Senate Finance Committee Approves Lifting Cap on Private Activity Bonds

The Senate Finance Committee has approved lifting the cap on the amount that cities may raise through private activity bonds for water and wastewater projects. The Senate is set to vote on the measure soon.

Van L. Richey, president and CEO of AMERICAN Cast Iron Pipe Company, headquartered in Birmingham, Ala., testified before a Senate subcommittee on this issue in December urging that the cap on private activity bonds be lifted to improve water systems, foster economic growth and preserve and create jobs.

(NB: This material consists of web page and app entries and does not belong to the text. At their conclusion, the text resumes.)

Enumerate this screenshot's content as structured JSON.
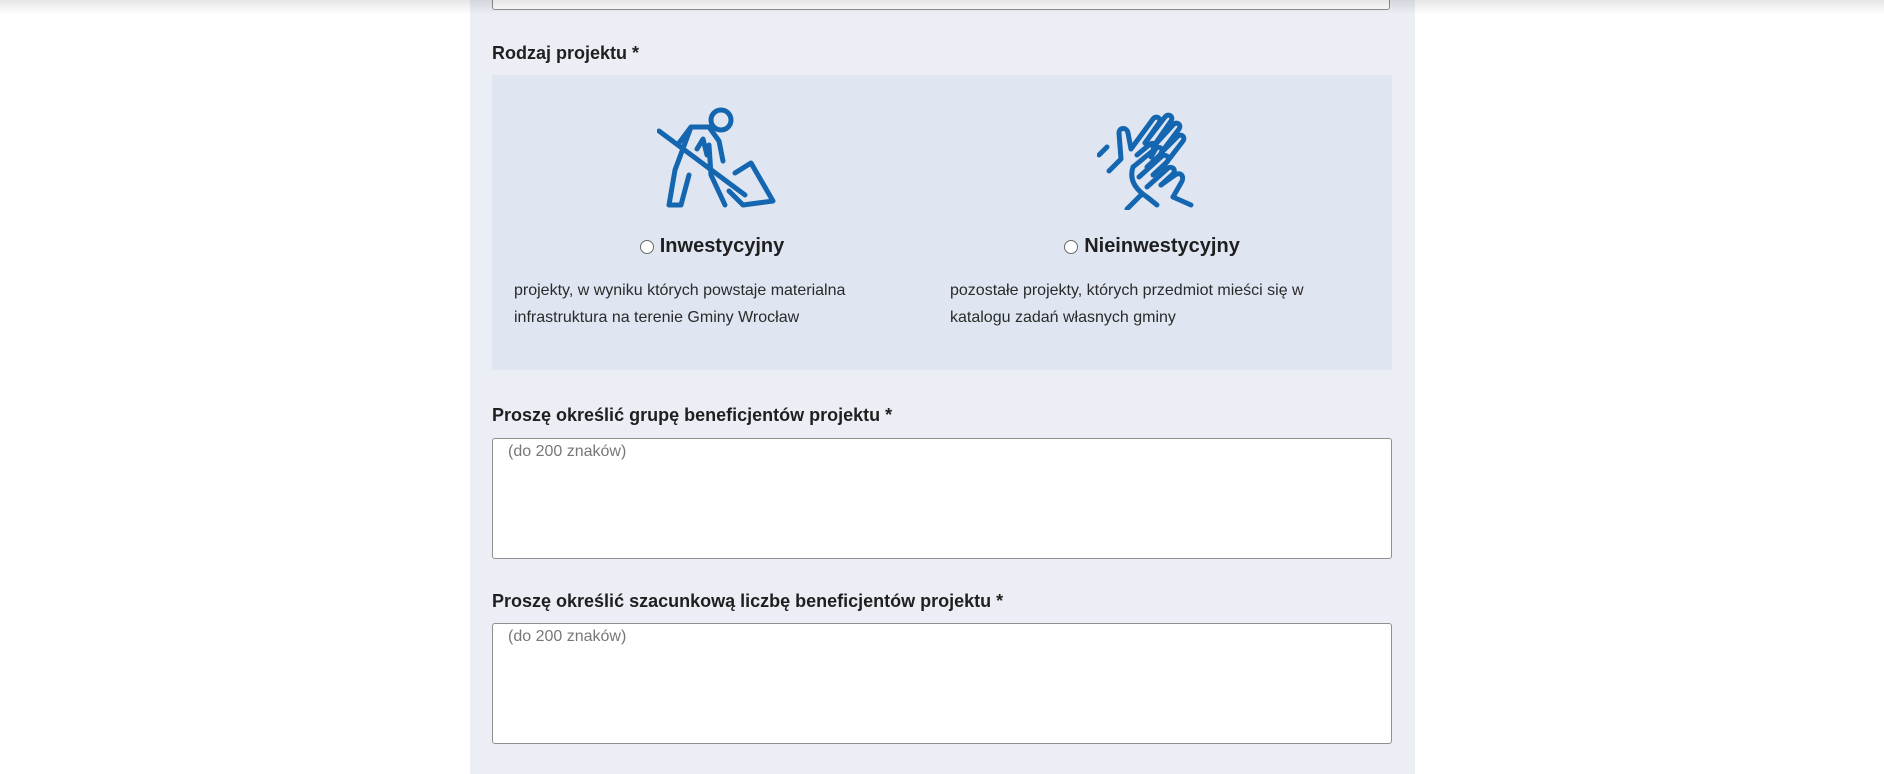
{
  "form": {
    "project_type": {
      "label": "Rodzaj projektu *",
      "options": [
        {
          "title": "Inwestycyjny",
          "icon": "construction-worker-icon",
          "description_line1": "projekty, w wyniku których powstaje materialna",
          "description_line2": "infrastruktura na terenie Gminy Wrocław"
        },
        {
          "title": "Nieinwestycyjny",
          "icon": "clapping-hands-icon",
          "description_line1": "pozostałe projekty, których przedmiot mieści się w",
          "description_line2": "katalogu zadań własnych gminy"
        }
      ]
    },
    "beneficiary_group": {
      "label": "Proszę określić grupę beneficjentów projektu *",
      "placeholder": "(do 200 znaków)",
      "value": ""
    },
    "beneficiary_count": {
      "label": "Proszę określić szacunkową liczbę beneficjentów projektu *",
      "placeholder": "(do 200 znaków)",
      "value": ""
    }
  },
  "colors": {
    "panel_background": "#ebeff5",
    "choice_background": "#dfe6f1",
    "icon_blue": "#1466b0"
  }
}
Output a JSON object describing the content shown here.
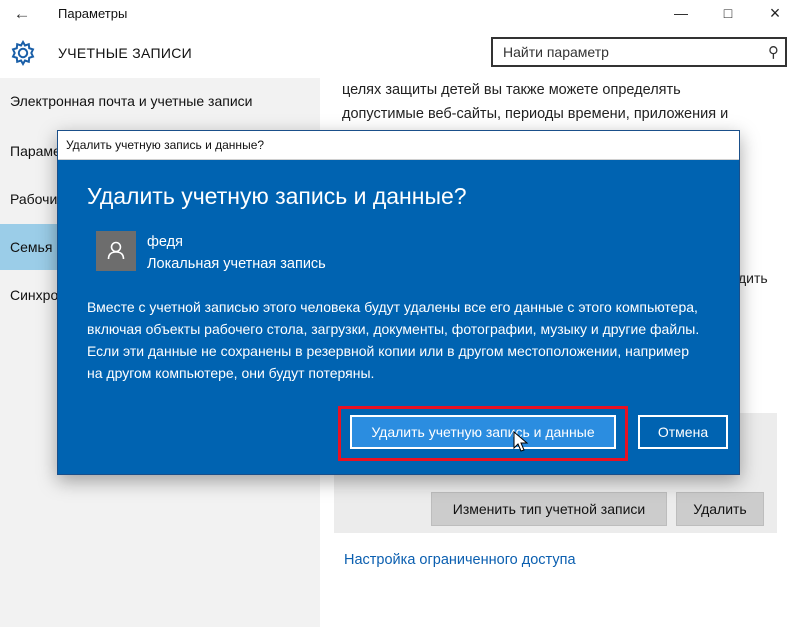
{
  "window": {
    "back_icon": "back-arrow-icon",
    "title": "Параметры",
    "minimize_icon": "minimize-icon",
    "maximize_icon": "maximize-icon",
    "close_icon": "close-icon"
  },
  "header": {
    "icon": "gear-icon",
    "title": "УЧЕТНЫЕ ЗАПИСИ",
    "search_placeholder": "Найти параметр",
    "search_icon": "search-icon"
  },
  "sidebar": {
    "items": [
      {
        "label": "Электронная почта и учетные записи",
        "active": false
      },
      {
        "label": "Параметры входа",
        "active": false
      },
      {
        "label": "Рабочий доступ",
        "active": false
      },
      {
        "label": "Семья и другие пользователи",
        "active": true
      },
      {
        "label": "Синхронизация ваших параметров",
        "active": false
      }
    ],
    "active_color": "#9bcde8"
  },
  "content": {
    "paragraph_lines": [
      "целях защиты детей вы также можете определять",
      "допустимые веб-сайты, периоды времени, приложения и"
    ],
    "partial_text": "дить",
    "change_type_button": "Изменить тип учетной записи",
    "delete_button": "Удалить",
    "restricted_access_link": "Настройка ограниченного доступа"
  },
  "dialog": {
    "window_title": "Удалить учетную запись и данные?",
    "heading": "Удалить учетную запись и данные?",
    "avatar_icon": "user-avatar-icon",
    "account_name": "федя",
    "account_type": "Локальная учетная запись",
    "warning_text": "Вместе с учетной записью этого человека будут удалены все его данные с этого компьютера, включая объекты рабочего стола, загрузки, документы, фотографии, музыку и другие файлы. Если эти данные не сохранены в резервной копии или в другом местоположении, например на другом компьютере, они будут потеряны.",
    "confirm_button": "Удалить учетную запись и данные",
    "cancel_button": "Отмена",
    "background_color": "#0063b1",
    "highlight_color": "#e81123"
  }
}
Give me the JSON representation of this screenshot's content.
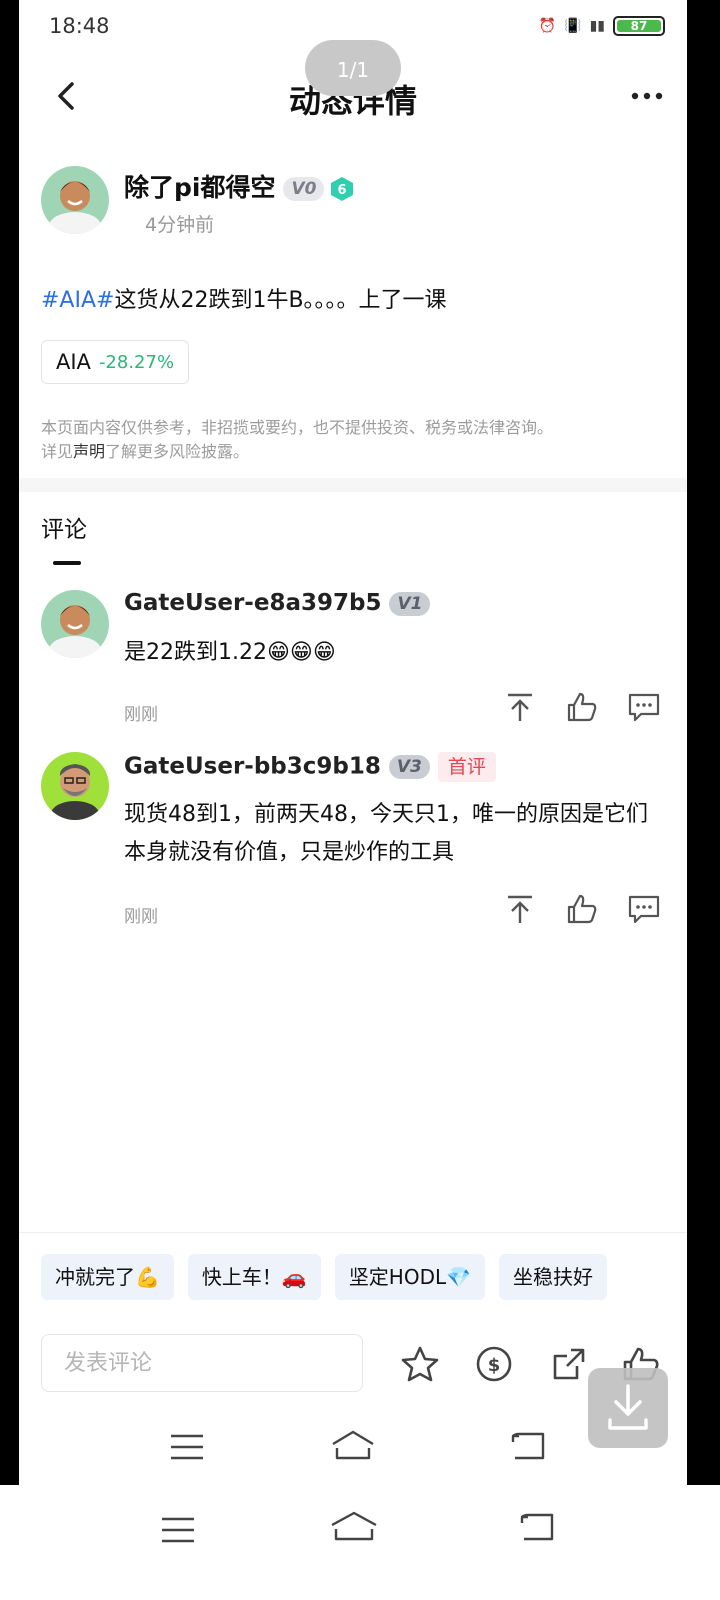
{
  "status_bar": {
    "time": "18:48",
    "battery": "87"
  },
  "page_counter": "1/1",
  "header": {
    "title": "动态详情"
  },
  "post": {
    "author_name": "除了pi都得空",
    "author_level": "V0",
    "author_badge_number": "6",
    "time": "4分钟前",
    "tag": "#AIA#",
    "text": "这货从22跌到1牛B。。。。上了一课",
    "ticker_symbol": "AIA",
    "ticker_change": "-28.27%"
  },
  "disclaimer": {
    "line1": "本页面内容仅供参考，非招揽或要约，也不提供投资、税务或法律咨询。",
    "prefix": "详见",
    "link": "声明",
    "suffix": "了解更多风险披露。"
  },
  "comments_tab": "评论",
  "comments": [
    {
      "name": "GateUser-e8a397b5",
      "level": "V1",
      "body": "是22跌到1.22😁😁😁",
      "time": "刚刚"
    },
    {
      "name": "GateUser-bb3c9b18",
      "level": "V3",
      "badge": "首评",
      "body": "现货48到1，前两天48，今天只1，唯一的原因是它们本身就没有价值，只是炒作的工具",
      "time": "刚刚"
    }
  ],
  "quick_replies": [
    "冲就完了💪",
    "快上车！🚗",
    "坚定HODL💎",
    "坐稳扶好"
  ],
  "comment_input_placeholder": "发表评论"
}
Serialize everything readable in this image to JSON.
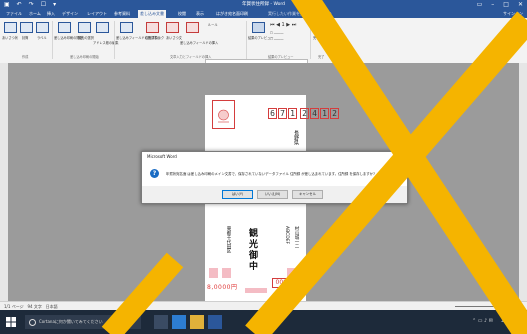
{
  "window": {
    "title": "年賀状住所録 - Word",
    "account": "サインイン",
    "qat_icons": [
      "save-icon",
      "undo-icon",
      "redo-icon",
      "touch-icon",
      "more-icon"
    ]
  },
  "tabs": [
    "ファイル",
    "ホーム",
    "挿入",
    "デザイン",
    "レイアウト",
    "参考資料",
    "差し込み文書",
    "校閲",
    "表示",
    "はがき宛名面印刷"
  ],
  "active_tab": "差し込み文書",
  "tell_me": "実行したい作業を入力してください",
  "ribbon": {
    "buttons": [
      "あいさつ状",
      "封筒",
      "ラベル",
      "差し込み印刷の開始",
      "宛先の選択",
      "アドレス帳の編集",
      "差し込みフィールドの強調表示",
      "住所ブロック",
      "あいさつ文",
      "差し込みフィールドの挿入",
      "ルール",
      "結果のプレビュー",
      "完了と差し込み"
    ],
    "group_create": "作成",
    "group_start": "差し込み印刷の開始",
    "group_fields": "文章入力とフィールドの挿入",
    "group_preview": "結果のプレビュー",
    "group_finish": "完了"
  },
  "card": {
    "postal_code": [
      "6",
      "7",
      "1",
      "2",
      "4",
      "1",
      "2"
    ],
    "recipient": "観光御中",
    "address_col1": "長野県",
    "sender_col": "東都千代田区",
    "sender_col2": "ABCDEF",
    "sender_col3": "村山城一二",
    "price": "8,0000円",
    "sender_postal": "000000"
  },
  "dialog": {
    "title": "Microsoft Word",
    "message": "年賀状宛名面 は差し込み印刷のメイン文書で、保存されていないデータファイル 住所録 が差し込まれています。住所録 を保存しますか?",
    "buttons": [
      "はい(Y)",
      "いいえ(N)",
      "キャンセル"
    ]
  },
  "status": {
    "page": "1/1 ページ",
    "words": "94 文字",
    "language": "日本語",
    "zoom": "100%"
  },
  "taskbar": {
    "search_placeholder": "Cortanaに何か聞いてみてください",
    "time": "21:46",
    "date": "2016/09/..."
  },
  "colors": {
    "word_blue": "#2b579a",
    "stamp_red": "#d43d3d",
    "overlay_yellow": "#f5b400"
  }
}
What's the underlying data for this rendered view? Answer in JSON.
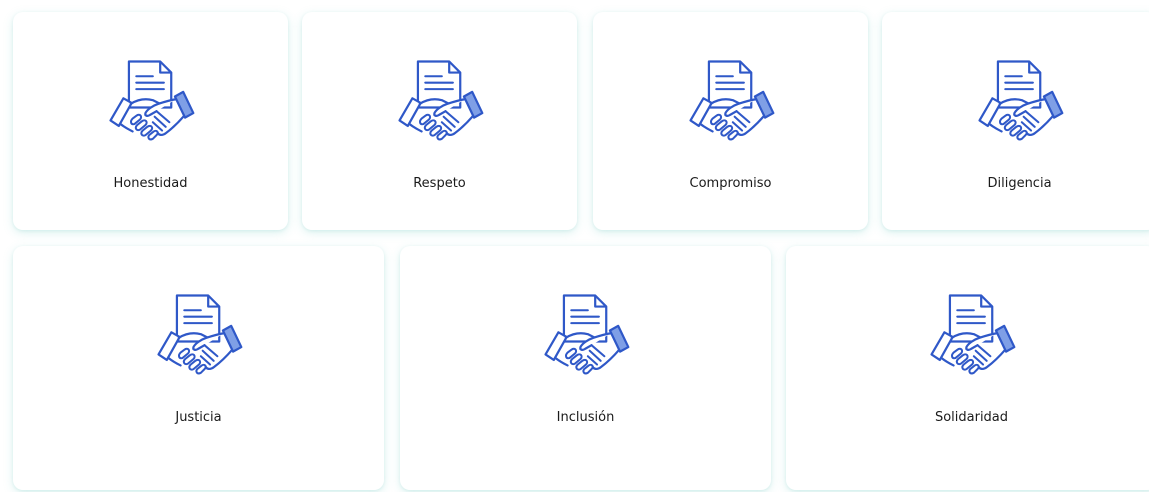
{
  "icon": "document-handshake-icon",
  "colors": {
    "icon_stroke": "#2f58c8",
    "icon_fill": "#7f9fe6",
    "card_shadow": "#c9eeea"
  },
  "values": [
    {
      "label": "Honestidad"
    },
    {
      "label": "Respeto"
    },
    {
      "label": "Compromiso"
    },
    {
      "label": "Diligencia"
    },
    {
      "label": "Justicia"
    },
    {
      "label": "Inclusión"
    },
    {
      "label": "Solidaridad"
    }
  ]
}
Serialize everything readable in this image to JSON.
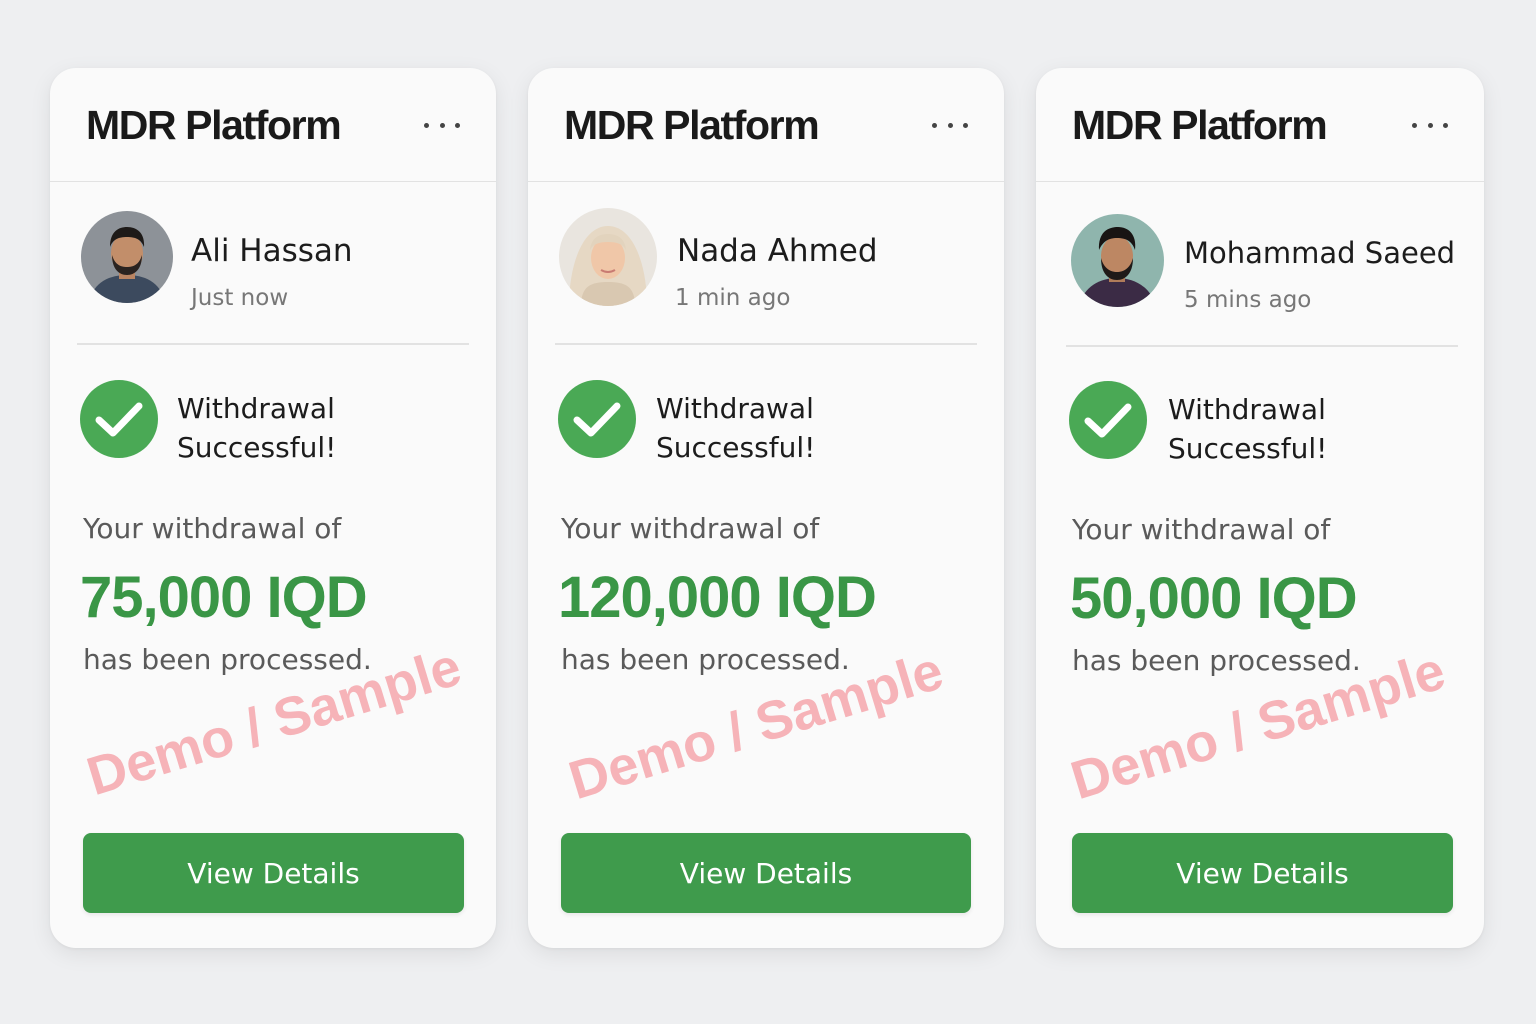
{
  "accent_color": "#3a9646",
  "button_color": "#3f9b4c",
  "watermark_color": "#f27882",
  "cards": [
    {
      "brand": "MDR Platform",
      "menu_icon": "more-horizontal-icon",
      "user_name": "Ali Hassan",
      "time": "Just now",
      "status_title": "Withdrawal Successful!",
      "lead_text": "Your withdrawal of",
      "amount": "75,000 IQD",
      "trail_text": "has been processed.",
      "watermark": "Demo / Sample",
      "button_label": "View Details"
    },
    {
      "brand": "MDR Platform",
      "menu_icon": "more-horizontal-icon",
      "user_name": "Nada Ahmed",
      "time": "1 min ago",
      "status_title": "Withdrawal Successful!",
      "lead_text": "Your withdrawal of",
      "amount": "120,000 IQD",
      "trail_text": "has been processed.",
      "watermark": "Demo / Sample",
      "button_label": "View Details"
    },
    {
      "brand": "MDR Platform",
      "menu_icon": "more-horizontal-icon",
      "user_name": "Mohammad Saeed",
      "time": "5 mins ago",
      "status_title": "Withdrawal Successful!",
      "lead_text": "Your withdrawal of",
      "amount": "50,000 IQD",
      "trail_text": "has been processed.",
      "watermark": "Demo / Sample",
      "button_label": "View Details"
    }
  ]
}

“We’re very pleased to see this measure move forward,” said Richey. “It’s desperately needed to help our cash-strapped state and local governments make needed repairs to our water infrastructure.”

Private activity bonds are tax-exempt bonds that allow the private sector to participate in financing public projects. The proposed legislation, called the Sustainable Water Infrastructure Investment Act of 2011, would eliminate the cap on these bonds for the next six years, injecting billions of low-cost, private capital into infrastructure repairs.

The proposed bill estimates the cost to maintain and improve water infrastructure over the next 20 years to be about $500 billion. The use of private capital instead of tax dollars would mean less impact on the federal budget and less risk and long-term debt for local communities.

It’s estimated this measure would provide some $25 billion in infrastructure investment and create some 700,000 jobs, while restoring the nation’s safe drinking water and wastewater systems to protect the public’s health.

To read the full text of the Sustainable Water Infrastructure Investment Act of 2011 online, click here.